I hurry out to see the newly-restored World on a Wire by Rainer Werner Fassbinder, made for German TV in 1973 and largely unseen since. I'd love to see Magic Trip, Alison Elwood and the prolific Oscar-winning Alex Gibney’s assemblage of contemporary footage of Ken Kesey’s Merry Pranksters drug-fueled psychedelic bus ride from California to New York in 1964, but it’s up against the only scheduled screening in SF of the 3 ½ hour Fassbinder, which I’m pretty sure I will never have a a chance to see on the big screen again.
It’s fun to see the future as viewed in 1973 (complete with ubiquitous pay phones, sexy 70s cars, and hot orange-colored plastic phones and light fixtures). It’s fun to see nearly all of Fassbinder’s stock company of actors (save Hanna Schygulla, whose baby-faced-blonde role is filled by the similarly exquisite but less charismatic Mascha Rabben). I can’t say it’s a masterpiece, though Fassbinder managed to create an amazing number of them before his untimely death at only 37, but it’s amusing and assured and rather stunningly prescient, anticipating Blade Runner, The Sims, and Life 2.0.
I’ve tried to calibrate my caffeine intake so it won’t carry me too far past 1:30 a.m., when I get home, but I’m still buzzing after a long and interesting day of films.
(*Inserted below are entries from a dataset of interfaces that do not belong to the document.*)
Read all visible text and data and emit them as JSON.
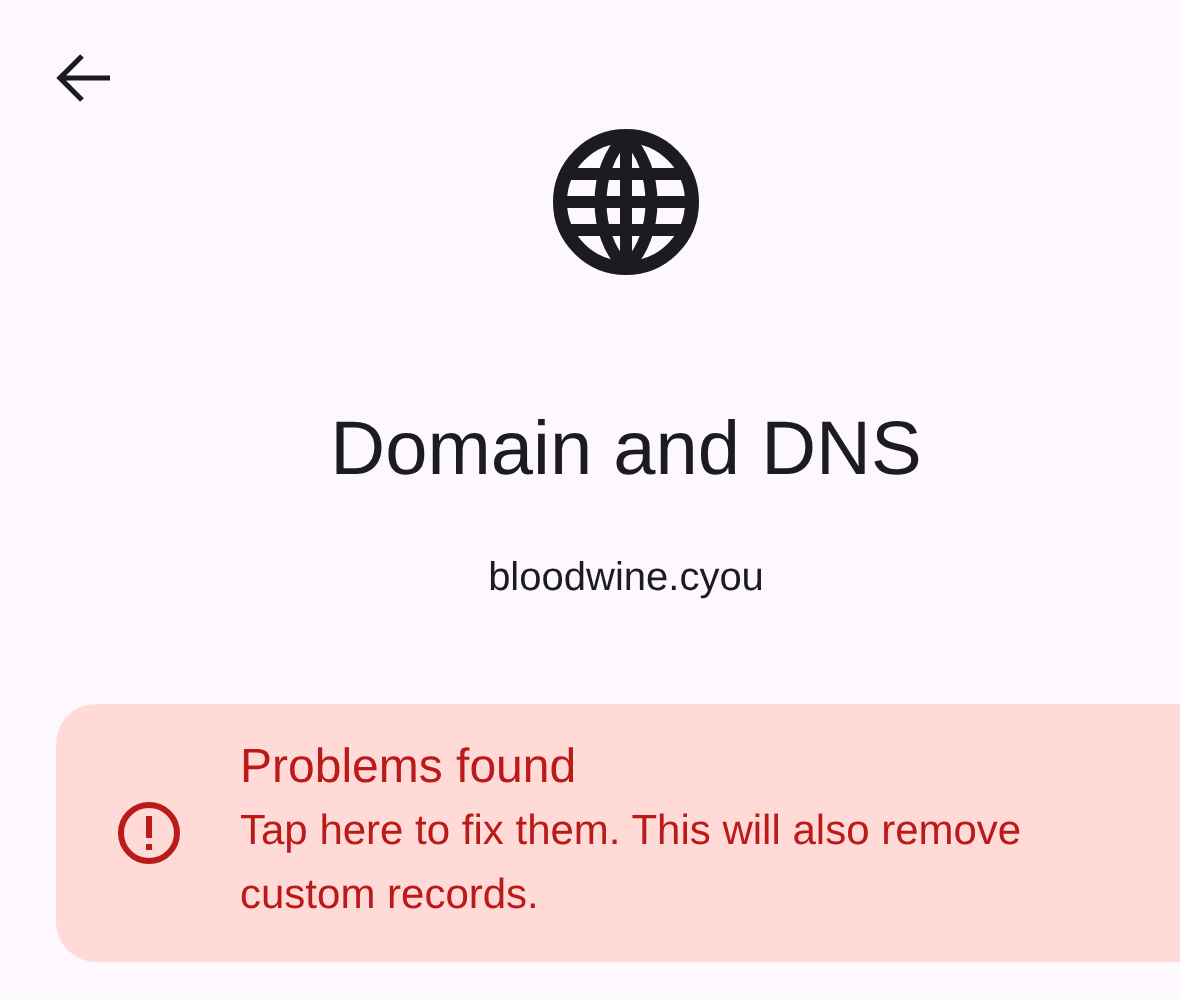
{
  "header": {
    "title": "Domain and DNS",
    "subtitle": "bloodwine.cyou"
  },
  "alert": {
    "kind": "error",
    "title": "Problems found",
    "message": "Tap here to fix them. This will also remove custom records."
  }
}
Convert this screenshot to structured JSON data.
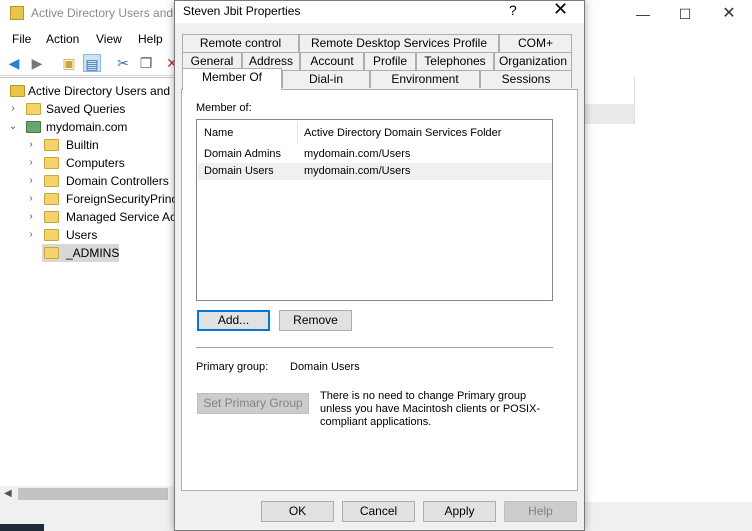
{
  "mmc": {
    "title": "Active Directory Users and C",
    "menu": [
      "File",
      "Action",
      "View",
      "Help"
    ],
    "tree": {
      "root": "Active Directory Users and C",
      "saved_queries": "Saved Queries",
      "domain": "mydomain.com",
      "children": [
        "Builtin",
        "Computers",
        "Domain Controllers",
        "ForeignSecurityPrinc",
        "Managed Service Ac",
        "Users",
        "_ADMINS"
      ]
    }
  },
  "dialog": {
    "title": "Steven Jbit Properties",
    "help": "?",
    "close": "✕",
    "tabs_row1": [
      "Remote control",
      "Remote Desktop Services Profile",
      "COM+"
    ],
    "tabs_row2": [
      "General",
      "Address",
      "Account",
      "Profile",
      "Telephones",
      "Organization"
    ],
    "tabs_row3": [
      "Member Of",
      "Dial-in",
      "Environment",
      "Sessions"
    ],
    "active_tab": "Member Of",
    "member_of_label": "Member of:",
    "columns": [
      "Name",
      "Active Directory Domain Services Folder"
    ],
    "rows": [
      {
        "name": "Domain Admins",
        "folder": "mydomain.com/Users"
      },
      {
        "name": "Domain Users",
        "folder": "mydomain.com/Users"
      }
    ],
    "add_label": "Add...",
    "remove_label": "Remove",
    "primary_group_label": "Primary group:",
    "primary_group_value": "Domain Users",
    "set_primary_label": "Set Primary Group",
    "info_text": "There is no need to change Primary group unless you have Macintosh clients or POSIX-compliant applications.",
    "ok_label": "OK",
    "cancel_label": "Cancel",
    "apply_label": "Apply",
    "help_label": "Help"
  },
  "colors": {
    "accent": "#0078d7",
    "dialog_bg": "#f0f0f0",
    "folder": "#f3d36a"
  }
}
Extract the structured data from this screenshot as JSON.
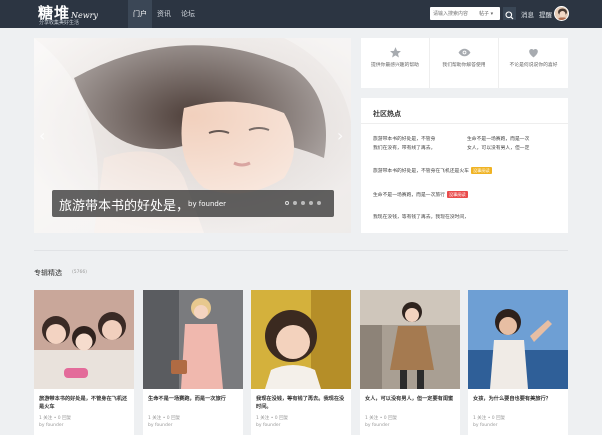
{
  "header": {
    "logo": "糖堆",
    "logo_en": "Newry",
    "logo_tagline": "分享收集美好生活",
    "nav": [
      "门户",
      "资讯",
      "论坛"
    ],
    "search_placeholder": "请输入搜索内容",
    "search_scope": "帖子",
    "messages": "消息",
    "reminders": "提醒"
  },
  "hero": {
    "title": "旅游带本书的好处是，",
    "author": "by founder",
    "slide_count": 5,
    "active_slide": 1
  },
  "actions": [
    {
      "icon": "star-icon",
      "label": "提供你最感兴趣的帮助"
    },
    {
      "icon": "eye-icon",
      "label": "我们帮助你解答使用"
    },
    {
      "icon": "heart-icon",
      "label": "不论是何说说你的喜好"
    }
  ],
  "hot": {
    "title": "社区热点",
    "items": [
      {
        "text": "旅游带本书的好处是，不管身",
        "line2": "我们在没有，带有线了再去。"
      },
      {
        "text": "生命不是一场赛跑，而是一次",
        "line2": "女人，可以没有男人，但一定"
      },
      {
        "text": "旅游带本书的好处是，不管身在飞机还是火车",
        "tag": "没事阅读"
      },
      {
        "text": "生命不是一场赛跑，而是一次旅行",
        "tag": "没事阅读"
      },
      {
        "text": "我现在没钱，等有钱了再去。我现在没时间，"
      }
    ]
  },
  "section": {
    "title": "专辑精选",
    "count": "(5766)"
  },
  "cards": [
    {
      "title": "旅游带本书的好处是，不管身在飞机还是火车",
      "meta": "1 关注 • 0 回复",
      "author": "by founder"
    },
    {
      "title": "生命不是一场赛跑，而是一次旅行",
      "meta": "1 关注 • 0 回复",
      "author": "by founder"
    },
    {
      "title": "我现在没钱，等有钱了再去。我现在没时间。",
      "meta": "1 关注 • 0 回复",
      "author": "by founder"
    },
    {
      "title": "女人，可以没有男人，但一定要有闺蜜",
      "meta": "1 关注 • 0 回复",
      "author": "by founder"
    },
    {
      "title": "女孩，为什么要自也要有美旅行？",
      "meta": "1 关注 • 0 回复",
      "author": "by founder"
    }
  ],
  "colors": {
    "header_bg": "#2c3542",
    "page_bg": "#eef0f2",
    "tag_yellow": "#f0b323",
    "tag_red": "#e94b4b"
  }
}
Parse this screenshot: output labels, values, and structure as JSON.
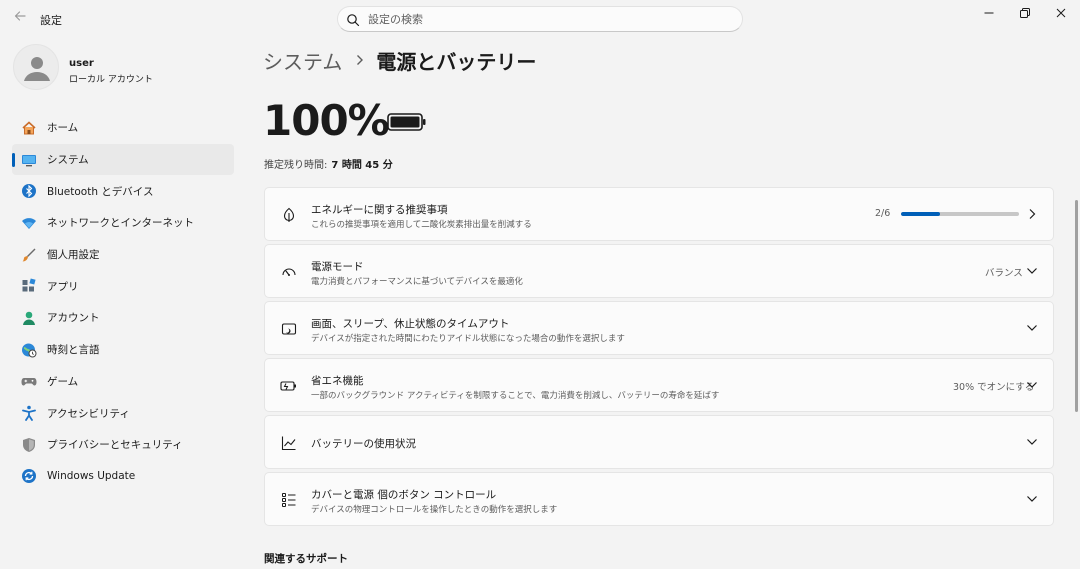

I get stuck online as I track the careers of the actors I just watched in World on a Wire -- a number of whom died too young – and am sidetracked by the notation of the voluptuous blonde Barbara Valentin’s affair with Freddie Mercury. (I’m also surprised to find she had a successful career as a sex bomb outside of Fassbinder’s films. I’d always thought she was too much of a caricature, a female drag queen, to exist outside of his world). I watch a delightful, scabrous 2004 English documentary (in 6 parts, on Youtube) called Freddie’s Loves, filled with scandalous chat from Mercury’s coterie of mates, all complete with pet female monikers, including Daisy, Syreeta, and the Black Bitch. Clearly screenwriter Peter Morgan will have plenty of material to work with on his Mercury biopic 360.
Plus I have to clear off some room on the TiVo. Tomorrow while I’m at the festival, gazing at the big screen, it’ll have to record The Killing and Upstairs Downstairs -- at the very least. Here we are, 21st century, stuck in media res.